Steven Mateo Gomez is considering a major in history and pursuing a certificate in Spanish Language and Culture. He is from Queens, New York. On campus, he serves as the Treasurer for the Butler College Council, where he coordinates fundraisers and community events with the council’s subcommittees.  He is also a member of the Undergraduate Student Government Service Committee, where he is tasked with creating community service opportunities for the Class of 2019. Prior to attending Princeton University, Steven interned for the Civil Court of New York under Judge David B. Cohen, as part of a Supreme Court affiliated program. Last summer, he studied at the University of Maine School of Law, where he deepened his understanding of the legal system and developed a passion for human rights law. As a Liman Fellow, he is looking to intern at the Asociación Civil por la lgualdad y la Justicia in Buenos Aires, Argentina.
 
 
 
 
 
 
 
Alice Mar-Abe is a concentrator in American Politics and is pursuing a certificate in African American Studies.
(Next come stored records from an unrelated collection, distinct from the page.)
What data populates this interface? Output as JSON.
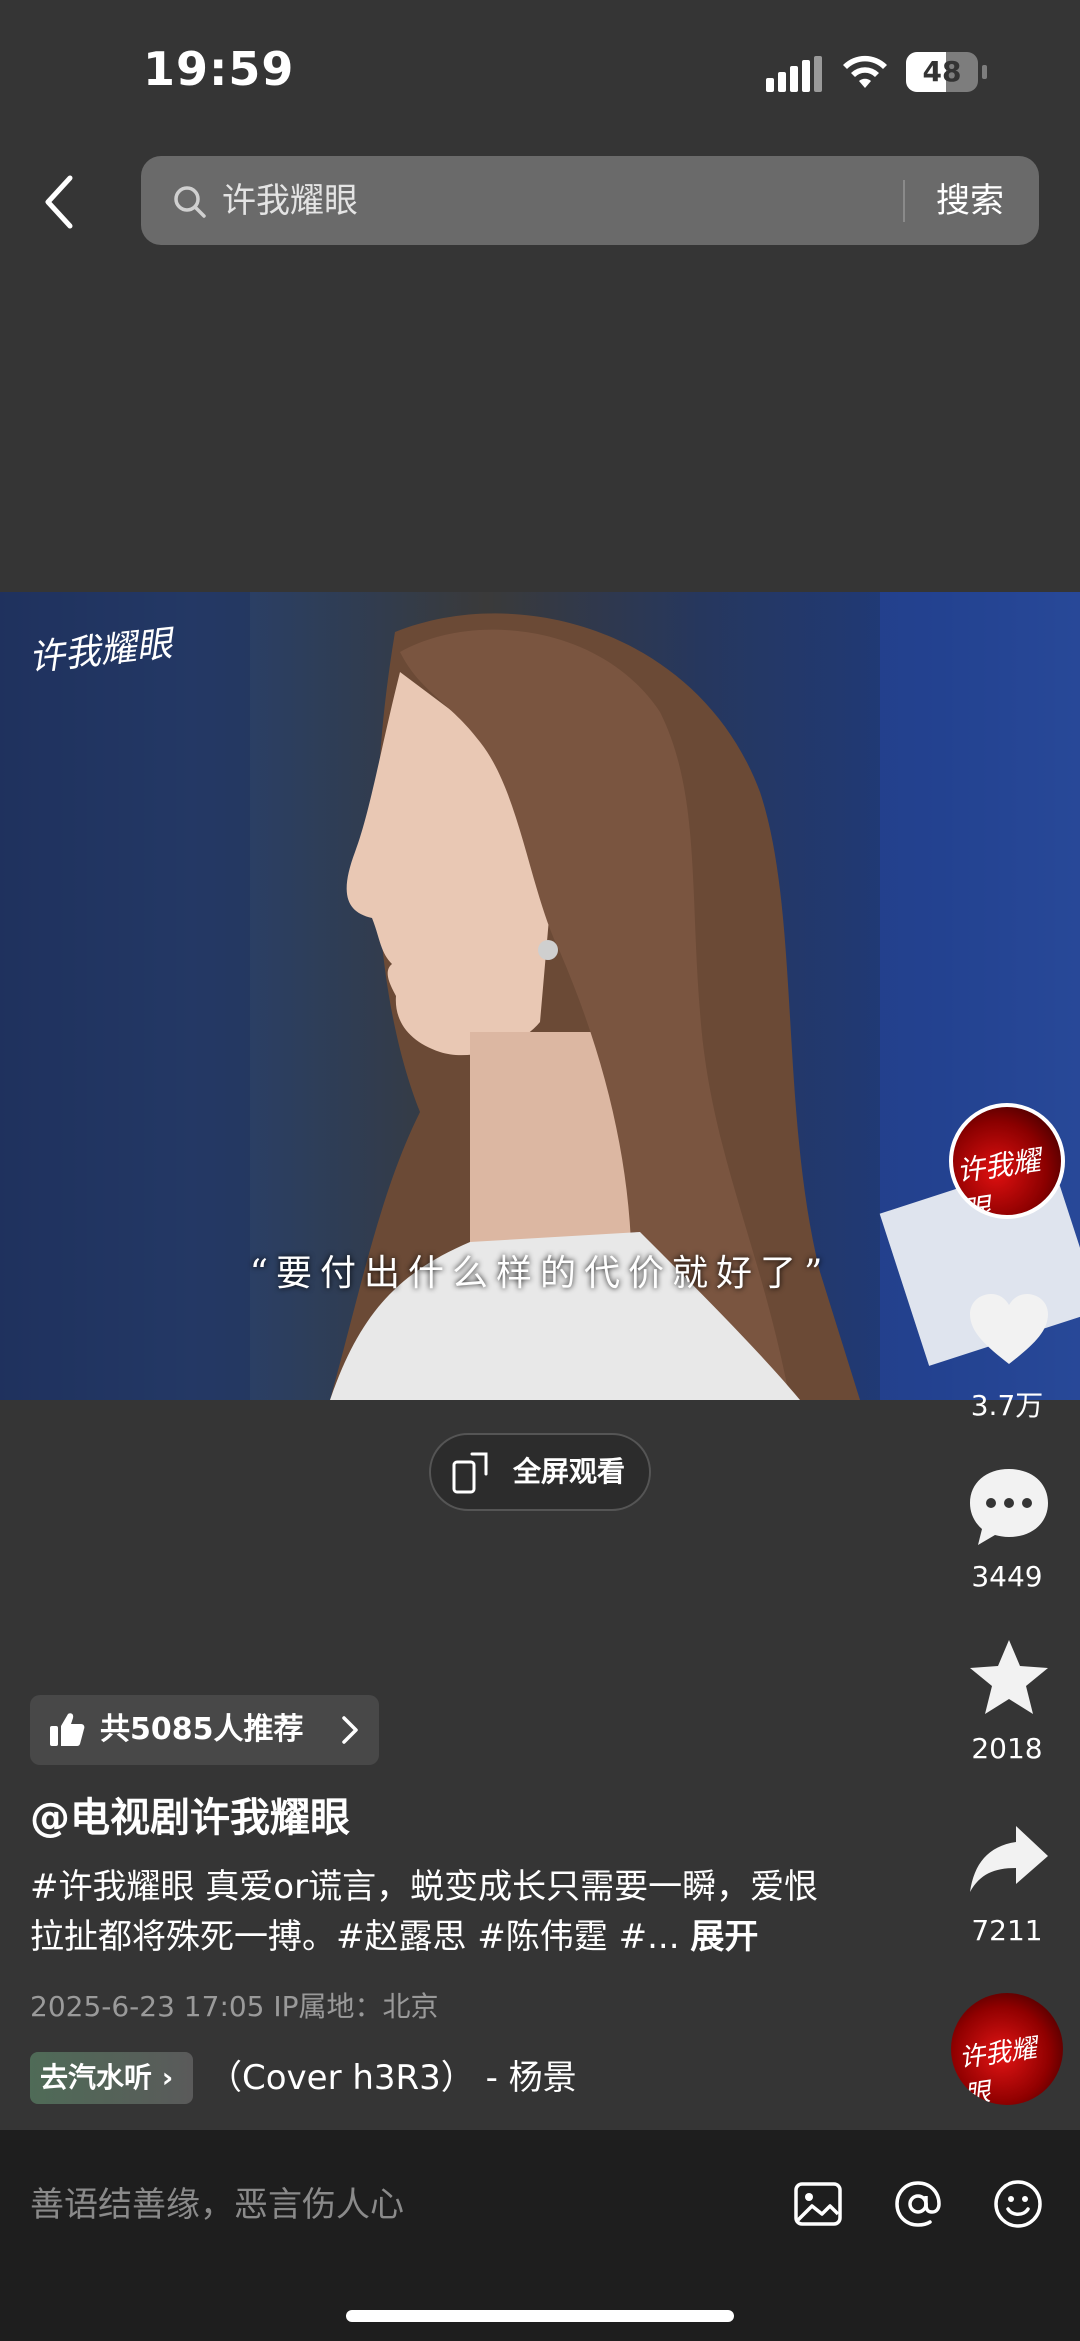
{
  "status_bar": {
    "time": "19:59",
    "battery": "48"
  },
  "search": {
    "query": "许我耀眼",
    "button_label": "搜索"
  },
  "video": {
    "logo_text": "许我耀眼",
    "subtitle": "“要付出什么样的代价就好了”",
    "fullscreen_label": "全屏观看"
  },
  "actions": {
    "avatar_text": "许我耀眼",
    "likes": "3.7万",
    "comments": "3449",
    "favorites": "2018",
    "shares": "7211"
  },
  "post": {
    "recommend_label": "共5085人推荐",
    "author": "@电视剧许我耀眼",
    "description": "#许我耀眼 真爱or谎言，蜕变成长只需要一瞬，爱恨拉扯都将殊死一搏。#赵露思 #陈伟霆 #...",
    "expand_label": "展开",
    "meta": "2025-6-23 17:05  IP属地：北京",
    "music_chip_label": "去汽水听",
    "music_title": "（Cover h3R3） - 杨景",
    "music_disc_text": "许我耀眼"
  },
  "comment_bar": {
    "placeholder": "善语结善缘，恶言伤人心"
  },
  "colors": {
    "background": "#353535",
    "comment_bar": "#1e1e1e",
    "accent_red": "#e01010"
  },
  "icons": [
    "back-icon",
    "search-icon",
    "fullscreen-icon",
    "heart-icon",
    "comment-icon",
    "star-icon",
    "share-icon",
    "thumb-up-icon",
    "image-icon",
    "at-icon",
    "emoji-icon"
  ]
}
She is a native of Seattle, Washington. Alice has been active in politics and public service since high school, interning with the Seattle City Council and spending a summer as assistant to the Washington State Director of Obama for America, and subsequently as a Field Organizer for Organizing for America (OFA). Since coming to Princeton, Alice has engaged with issues related to mass incarceration and criminal justice. She serves as co-president of Students for Prison Education and Reform (SPEAR), guiding its advocacy and research efforts and leading meetings. Alice spent last summer in Newark working at the New Jersey Institute for Social Justice (NJISJ) as a Guggenheim Fellow, and last fall she co-led a student Breakout trip to New York City on the topic of “Gender and Health: Navigating the Healthcare System as Transgender” through the Pace Center for Civic Engagement. Her extracurricular activities on campus have included membership on the rugby team and in the Princeton University Jazz Ensemble as its pianist.  She periodically plays with the University’s Jazz Vocal Collective. Alice is seeking to use her Liman Fellowship to gain critical experience in social justice and civil rights law.
 
 
 
 
 
Jessica Quinter is a concentrator in the Woodrow Wilson School of Public and International Affairs, with a focus in Race, Ethnicity, and Discrimination, and is pursuing a certificate in Values and Public Life.  On campus, Jessica is Founder and President of Princeton Students for Reproductive Justice, a new student organization dedicated to reproductive and sexual health education, sex positivity, and pro-choice politics. Under her leadership the organization has sought to reform University Health Service policies as well as to partner with other groups to advocate and educate safe sex practices.    Jessica also serves as Executive Director of Fuzzy Dice Improv Comedy; works as a Research Assistant in the Politics Department; and serves as a Research Assistant at the Princeton Baby Lab.  In the past, Jessica interned in the Government Affairs Department at the Human Rights Campaign and on the Women’s Initiative Team at the Center for American Progress.  She plans to use her Liman Fellowship to intern on the policy team of the British Pregnancy Advisory Service.